- My basket won’t be the same as yours. Every introvert is unique. The things that help you keep your energy up may be totally different from mine, and that’s okay. What’s important is to figure out your own personal list. Then fill up your basket before you walk out the door.
- What shocked me is what’s not in my basket. I thought external factors would make a big difference. For example, I assumed I’d have more energy with friends than strangers. And that small groups would be better than large groups. But if my basket is full, I can be comfortable and energetic even with huge groups. I can actually show up acting like a social butterfly and be the center of attention—without wanting to curl up in a corner afterward. Introverts are not actually at the mercy of those around us. We can take charge of our own social energy.
My Introvert Basket
Without further ado, here’s everything I put in my mental basket before socializing:
- Eat first. An empty stomach is a willpower vampire. When I realized this, I started eating before going to a social event (even just a snack). It doesn’t matter if there will be food at the event; I eat first, so that my stomach doesn’t steal the precious energy I need to be social. This is the most important item in my basket.
- Finish work, or reach a point where I feel accomplished. As an INTJ, I derive joy from accomplishing things. Not accomplishing them leaves me with a nagging feeling that I should be working, and that drains me. So I plan my day to finish a work project before a scheduled social event. If that’s not possible, I try to reach a stopping point where I know I made progress. Suddenly the people around me look interesting again.
- Sleep. Everyone says to get more sleep. It’s hard advice to take because we’re all busy, and I do a lot of late nights. But lack of sleep is pretty much identical with lack of mental energy. If I know I’m going to attend a social gathering, I try to pay off my sleep debt the night before.
- Have a drink. I’m embarrassed to even put this one on the list. I’m not a heavy drinker. But, at least for me, alcohol really does loosen me up and lowers my social inhibitions. And social inhibitions are a form of stress or anxiety, which takes willpower to overcome. So before I head to a soiree, I have one drink (one!). Obviously this depends on the context—don’t slam a bourbon before a business meeting. (Unless, like me, you live in New Orleans, in which case your boss is the one pouring the bourbon).
- Upbeat pop music. If the cocktail wasn’t embarrassing enough, this is my basket’s rock bottom. Certain songs fire me up. And the most effective ones for me are really up-tempo, anthem-like pop songs. So yes, about 30 minutes before I walk out the door, my neighbors can hear me pumping Lady Gaga and LMFAO. Then I roll out feeling like a rock star. Thanks, YouTube!
- Have something to talk about. Introverts don’t like small talk. We prefer deeper conversation. But that’s like being vegan: if you want to be sure you’ll get what you need, you better prepare it yourself. So I think up a few conversation starters before I go out. They can be as simple as, “Did you know… [cool new scientific discovery]?” or “Did you hear about [recent news item]?” Ideally they’re topics that get me started on an excited rant, because excitement is contagious.

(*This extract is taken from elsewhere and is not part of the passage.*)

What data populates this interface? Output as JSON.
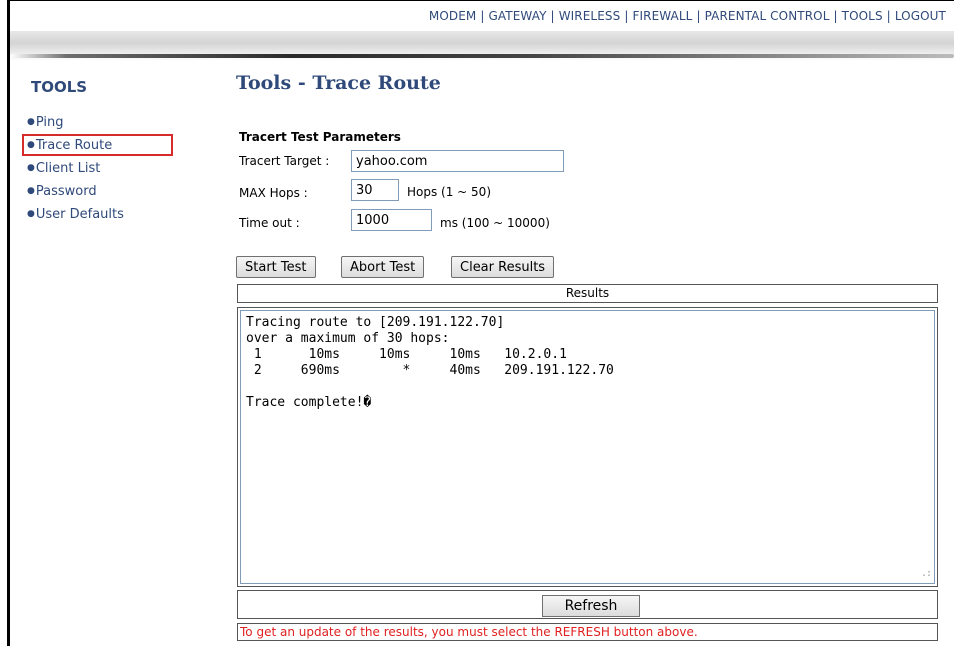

One introvert friend has a more all-purpose line: “I like fruit, and I like dessert, but I don’t like fruit desserts.” The ensuing debate easily lasts 30 minutes.
What’s in Your Introvert Basket?

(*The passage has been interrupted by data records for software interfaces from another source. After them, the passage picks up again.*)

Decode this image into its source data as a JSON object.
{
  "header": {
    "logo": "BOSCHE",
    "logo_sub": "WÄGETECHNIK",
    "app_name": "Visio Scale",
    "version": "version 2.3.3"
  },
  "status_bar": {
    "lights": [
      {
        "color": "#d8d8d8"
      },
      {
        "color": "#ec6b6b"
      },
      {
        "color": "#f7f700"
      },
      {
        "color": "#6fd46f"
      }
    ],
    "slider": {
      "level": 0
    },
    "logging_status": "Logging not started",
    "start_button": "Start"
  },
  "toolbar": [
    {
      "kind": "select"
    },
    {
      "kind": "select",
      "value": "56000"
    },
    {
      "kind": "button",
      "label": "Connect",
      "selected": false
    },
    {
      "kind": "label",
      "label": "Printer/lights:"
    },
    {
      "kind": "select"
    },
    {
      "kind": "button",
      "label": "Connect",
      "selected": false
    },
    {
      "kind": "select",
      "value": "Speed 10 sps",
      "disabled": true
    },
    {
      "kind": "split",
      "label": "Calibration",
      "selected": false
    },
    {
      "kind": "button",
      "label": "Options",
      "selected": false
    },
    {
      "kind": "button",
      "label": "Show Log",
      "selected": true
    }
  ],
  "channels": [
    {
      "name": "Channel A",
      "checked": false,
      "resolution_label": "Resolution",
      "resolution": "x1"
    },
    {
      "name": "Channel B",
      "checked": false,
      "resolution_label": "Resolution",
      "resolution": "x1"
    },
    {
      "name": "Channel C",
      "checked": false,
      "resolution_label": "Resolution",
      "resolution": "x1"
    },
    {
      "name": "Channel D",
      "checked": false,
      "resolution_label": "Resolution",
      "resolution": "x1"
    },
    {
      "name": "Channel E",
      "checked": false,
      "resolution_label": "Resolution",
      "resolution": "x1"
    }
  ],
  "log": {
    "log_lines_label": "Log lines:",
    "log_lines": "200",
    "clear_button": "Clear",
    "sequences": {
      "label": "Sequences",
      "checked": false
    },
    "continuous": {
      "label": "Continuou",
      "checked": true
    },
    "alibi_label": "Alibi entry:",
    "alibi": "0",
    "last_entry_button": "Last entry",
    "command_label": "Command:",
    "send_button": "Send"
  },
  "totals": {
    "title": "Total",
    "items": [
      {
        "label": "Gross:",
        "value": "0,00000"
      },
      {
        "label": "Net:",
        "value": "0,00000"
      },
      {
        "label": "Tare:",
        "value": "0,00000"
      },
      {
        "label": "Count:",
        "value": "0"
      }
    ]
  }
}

When I fill my basket, I can “turn on” my social skills. I don’t dread groups as much, and I don’t get as fatigued by them. People even mistake me for an extravert. (Announcing you’re an introvert is another great conversation starter.) They never guess that the secret to my charm is a snack, a nap and a Britney Spears album.
What belongs in your basket? Is your list similar to mine, or different? Leave a comment and tell me what improves your social energy. You might have an idea I should be using too.
And here’s a fun question: would anything in my basket actually make it harder for you to socialize?